After a long delay, my Karma Go 4G LTE wireless hotspot finally arrived. I was bemused to open the envelope and find it packaged in a resealable plastic pouch not too different from the pouches my Soylent meal drink comes in. Had I purchased a batch of “Instant Karma”?
Happily, when I tore open the envelope, I found a nice bundle of everything I needed to get me started: the device itself, a nice heavy felt case for it, a custom USB connection cable, leaflets with legal information and quick-start instructions, and even a sheet of four Karma logo decals that I could put on something that might need decorating.
The instructions were simple enough, and the device actually seemed to be mostly charged already. Just in case, I plugged it in to power up for a while, while I examined the rest of the stuff.
The felt case is going to be nice to have. My first MiFi had a cloth case, but it wasn’t nearly this nice. I can tell this one will protect the hotspot well. I’m not sure what I might put the decals on, but I expect it will be nice to have them just in case I should decide I need them.
The custom USB cable has one of those “naked” plugs that fits into a standard USB slot without having the metal collar, though Karma notes that regular micro-USB cables can be used as well. As a nice touch, its ends are magnetic so they stick to each other when you have the cable wrapped up and stuck through the plastic clip that attaches to it. Karma has an instructional. video illustrating its use:

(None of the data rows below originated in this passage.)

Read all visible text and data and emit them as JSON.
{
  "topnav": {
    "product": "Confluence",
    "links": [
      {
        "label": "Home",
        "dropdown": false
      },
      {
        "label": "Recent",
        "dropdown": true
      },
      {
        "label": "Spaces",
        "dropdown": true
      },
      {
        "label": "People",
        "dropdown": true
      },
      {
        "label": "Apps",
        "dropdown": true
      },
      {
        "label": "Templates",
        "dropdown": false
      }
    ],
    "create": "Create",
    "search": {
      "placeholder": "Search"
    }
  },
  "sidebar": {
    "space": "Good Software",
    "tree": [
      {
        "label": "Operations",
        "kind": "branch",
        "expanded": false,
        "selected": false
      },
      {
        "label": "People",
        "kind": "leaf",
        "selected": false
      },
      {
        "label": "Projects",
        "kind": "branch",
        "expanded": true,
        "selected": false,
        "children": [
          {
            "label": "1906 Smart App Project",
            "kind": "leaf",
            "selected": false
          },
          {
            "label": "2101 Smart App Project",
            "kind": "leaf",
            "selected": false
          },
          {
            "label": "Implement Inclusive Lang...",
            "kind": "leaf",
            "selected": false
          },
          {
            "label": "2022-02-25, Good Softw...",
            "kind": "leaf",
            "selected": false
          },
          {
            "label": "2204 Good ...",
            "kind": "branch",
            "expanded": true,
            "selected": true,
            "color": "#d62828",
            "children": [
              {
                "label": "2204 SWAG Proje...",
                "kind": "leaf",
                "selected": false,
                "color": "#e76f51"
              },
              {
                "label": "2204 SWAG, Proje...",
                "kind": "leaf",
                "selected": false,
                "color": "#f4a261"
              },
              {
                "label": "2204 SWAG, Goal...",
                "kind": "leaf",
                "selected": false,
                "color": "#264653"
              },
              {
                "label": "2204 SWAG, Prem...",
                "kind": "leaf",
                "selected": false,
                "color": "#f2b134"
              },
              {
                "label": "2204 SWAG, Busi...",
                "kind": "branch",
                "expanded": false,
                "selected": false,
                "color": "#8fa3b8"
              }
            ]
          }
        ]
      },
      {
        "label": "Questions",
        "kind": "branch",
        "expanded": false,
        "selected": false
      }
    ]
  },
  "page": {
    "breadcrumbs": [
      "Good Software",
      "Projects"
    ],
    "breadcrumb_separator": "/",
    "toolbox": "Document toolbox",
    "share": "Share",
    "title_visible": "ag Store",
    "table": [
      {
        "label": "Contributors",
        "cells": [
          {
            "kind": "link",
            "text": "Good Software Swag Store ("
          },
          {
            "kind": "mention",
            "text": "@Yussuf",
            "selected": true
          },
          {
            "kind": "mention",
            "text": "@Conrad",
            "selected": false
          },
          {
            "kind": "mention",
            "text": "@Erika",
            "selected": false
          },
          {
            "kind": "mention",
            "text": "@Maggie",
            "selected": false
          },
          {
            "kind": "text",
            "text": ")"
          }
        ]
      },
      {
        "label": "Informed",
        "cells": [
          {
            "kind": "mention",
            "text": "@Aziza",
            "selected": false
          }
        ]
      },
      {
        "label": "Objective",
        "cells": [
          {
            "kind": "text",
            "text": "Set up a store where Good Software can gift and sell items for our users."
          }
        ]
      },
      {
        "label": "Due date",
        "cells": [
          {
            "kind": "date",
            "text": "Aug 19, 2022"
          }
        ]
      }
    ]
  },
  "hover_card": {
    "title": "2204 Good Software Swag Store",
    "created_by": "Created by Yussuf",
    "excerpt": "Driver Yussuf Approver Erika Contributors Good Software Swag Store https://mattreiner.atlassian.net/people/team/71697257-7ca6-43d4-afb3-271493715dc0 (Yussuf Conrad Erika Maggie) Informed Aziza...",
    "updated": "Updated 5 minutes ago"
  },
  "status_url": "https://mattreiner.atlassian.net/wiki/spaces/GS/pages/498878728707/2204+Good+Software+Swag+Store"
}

When I was ready, I powered on the device and prepared to connect. In honor of the essay I wrote all the way back in 2010 about using hotspots to retrofit cellular Internet connectivity to WiFi e-readers, I opted to connect my Kindle Touch to it first. Since the Karma uses a login screen, I was curious whether the Kindle would work. It turned out there was no problem; the Kindle’s built-in web browser noticed there was a login screen and popped it right up, just like it would at any Starbucks or other location with a captive portal. I was able to use the Kindle’s touch-sensitive screen to enter my username and password, and it passed me right on through.
On the login page, Karma prompted me to install its Android or iOS app. This I did, with my smartphone and tablet, and was fairly impressed by what I found. The Karma app monitors who’s logged into your hotspot, gives you an easy way to check your hotspot’s battery life, and also lets you track your data usage by day or hour.
When I ran Ookla’s Internet Speedtest app on my tablet, the Karma clocked in at about 18 MBPS downstream, 13 MBPS up. That’s better than my Brighthouse landline Internet, which measured 16 and 2, and it’s certainly fast enough to stream music or even video—something you just couldn’t do with a 3G MiFi.
The final test was to take it out and about to see how it worked in the field. This I did on a quick trip down to the local drugstore. It kept my tablet hooked up all the way, and I was able to play Ingress without noticing any significant latency or speed-related issues.
Of course, this all happens when I’m using the Karma by myself. One of the big features of the Karma service is that any Karma member can use your hotspot simply by logging into their own Karma account through it, and any non-member can sign up instantly and get 100 megabytes free. It doesn’t cost you data—they use from their own allotment—but it may slow your data rate down if they use it for heavy downloading or streaming. But then, at 18/13 megabits per second, it’s possible you might not even notice. Plus, if someone signs up through your device, you’ll get an extra 100 megabytes of data added onto your account.
That being the case, you have a relatively limited range of network names you can switch your device to. It starts out as “Karma WiFi,” but you can change it to “[First Name]’s Karma,” “Free Karma by [First Name],” or “Free WiFi by Karma,” from the dashboard of your Karma account, where “[First Name]” is the first name associated with your account.
Possibly the more serious issue is that, as an open-to-the-public hotspot, it doesn’t use the sort of encryption you will find in a hotspot where you have to connect with a password. Of course, most web sites that handle sensitive information these days encrypt their connections so they can be used safely even over a public network, but anything sent in the clear could be sniffed. If you want to make sure your data is completely private, you’ll need to use a VPN service—but then, this is true for any public WiFi hotspot that doesn’t have a password, so it’s not as if your information is any less secure than in a Starbucks.
It seems like a reasonable tradeoff for 4G pay-as-you-go, no-contract-required Internet at reasonable rates. Karma’s rates start at $14 for 1 GB, then go up to $59 for 5 GB (that’s $12 each) or $99 for 10 GB ($10 each). They offered a promotion where people could buy 10 GB and get 10 GB more free, so I should be set for a good long while. (Plus, since I get $10 credit each time someone uses my affiliate referral link to save $10 on their own Karma. I’m not going to be paying for mobile Internet service for quite some time even after I use that up.) The funny thing is, that’s actually considerably cheaper than data on my Republic Wireless smartphone plan, which is $15 per gig. So I can simply keep my phone’s WiFi hooked to my Karma hotspot and save some money.
Anyway, I’m happy with my new Karma Go, and I can tell it will be really useful for mobile Internet connectivity.